■ Exercise directions: Would you return every entry below without a single difference?

■ Input:

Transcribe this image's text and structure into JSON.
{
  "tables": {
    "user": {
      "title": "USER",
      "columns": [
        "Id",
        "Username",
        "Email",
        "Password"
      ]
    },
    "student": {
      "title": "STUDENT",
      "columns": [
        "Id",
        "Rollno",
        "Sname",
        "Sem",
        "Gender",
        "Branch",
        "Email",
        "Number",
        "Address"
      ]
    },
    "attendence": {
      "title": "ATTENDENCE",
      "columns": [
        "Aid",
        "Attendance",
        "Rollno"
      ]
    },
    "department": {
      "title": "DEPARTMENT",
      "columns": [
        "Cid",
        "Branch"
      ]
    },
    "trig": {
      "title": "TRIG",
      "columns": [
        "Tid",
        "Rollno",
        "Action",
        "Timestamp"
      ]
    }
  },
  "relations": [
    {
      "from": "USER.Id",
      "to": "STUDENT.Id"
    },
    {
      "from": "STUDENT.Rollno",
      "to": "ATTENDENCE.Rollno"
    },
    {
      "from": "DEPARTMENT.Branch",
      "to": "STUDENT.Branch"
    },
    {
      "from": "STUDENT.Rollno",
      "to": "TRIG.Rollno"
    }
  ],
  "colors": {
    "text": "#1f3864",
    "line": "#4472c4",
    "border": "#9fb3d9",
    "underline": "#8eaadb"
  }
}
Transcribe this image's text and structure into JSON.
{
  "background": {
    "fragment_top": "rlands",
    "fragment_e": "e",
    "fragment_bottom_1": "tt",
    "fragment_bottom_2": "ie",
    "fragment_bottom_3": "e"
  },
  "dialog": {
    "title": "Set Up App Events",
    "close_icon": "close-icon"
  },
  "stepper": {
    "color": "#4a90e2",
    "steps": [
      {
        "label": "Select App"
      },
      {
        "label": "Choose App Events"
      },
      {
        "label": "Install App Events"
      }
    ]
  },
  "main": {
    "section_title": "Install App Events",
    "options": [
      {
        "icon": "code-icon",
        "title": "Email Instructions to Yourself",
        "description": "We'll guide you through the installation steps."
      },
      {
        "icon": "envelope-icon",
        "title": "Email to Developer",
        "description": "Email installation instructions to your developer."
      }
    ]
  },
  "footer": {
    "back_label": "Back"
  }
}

■ Response:
Transcribe this image's text and structure into JSON.
{
  "tables": {
    "user": {
      "title": "USER",
      "columns": [
        "Id",
        "Username",
        "Email",
        "Password"
      ]
    },
    "student": {
      "title": "STUDENT",
      "columns": [
        "Id",
        "Rollno",
        "Sname",
        "Sem",
        "Gender",
        "Branch",
        "Email",
        "Number",
        "Address"
      ]
    },
    "attendence": {
      "title": "ATTENDENCE",
      "columns": [
        "Aid",
        "Attendance",
        "Rollno"
      ]
    },
    "department": {
      "title": "DEPARTMENT",
      "columns": [
        "Cid",
        "Branch"
      ]
    },
    "trig": {
      "title": "TRIG",
      "columns": [
        "Tid",
        "Rollno",
        "Action",
        "Timestamp"
      ]
    }
  },
  "relations": [
    {
      "from": "USER.Id",
      "to": "STUDENT.Id"
    },
    {
      "from": "STUDENT.Rollno",
      "to": "ATTENDENCE.Rollno"
    },
    {
      "from": "DEPARTMENT.Branch",
      "to": "STUDENT.Branch"
    },
    {
      "from": "STUDENT.Rollno",
      "to": "TRIG.Rollno"
    }
  ],
  "colors": {
    "text": "#1f3864",
    "line": "#4472c4",
    "border": "#9fb3d9",
    "underline": "#8eaadb"
  }
}
Transcribe this image's text and structure into JSON.
{
  "background": {
    "fragment_top": "rlands",
    "fragment_e": "e",
    "fragment_bottom_1": "tt",
    "fragment_bottom_2": "ie",
    "fragment_bottom_3": "e"
  },
  "dialog": {
    "title": "Set Up App Events",
    "close_icon": "close-icon"
  },
  "stepper": {
    "color": "#4a90e2",
    "steps": [
      {
        "label": "Select App"
      },
      {
        "label": "Choose App Events"
      },
      {
        "label": "Install App Events"
      }
    ]
  },
  "main": {
    "section_title": "Install App Events",
    "options": [
      {
        "icon": "code-icon",
        "title": "Email Instructions to Yourself",
        "description": "We'll guide you through the installation steps."
      },
      {
        "icon": "envelope-icon",
        "title": "Email to Developer",
        "description": "Email installation instructions to your developer."
      }
    ]
  },
  "footer": {
    "back_label": "Back"
  }
}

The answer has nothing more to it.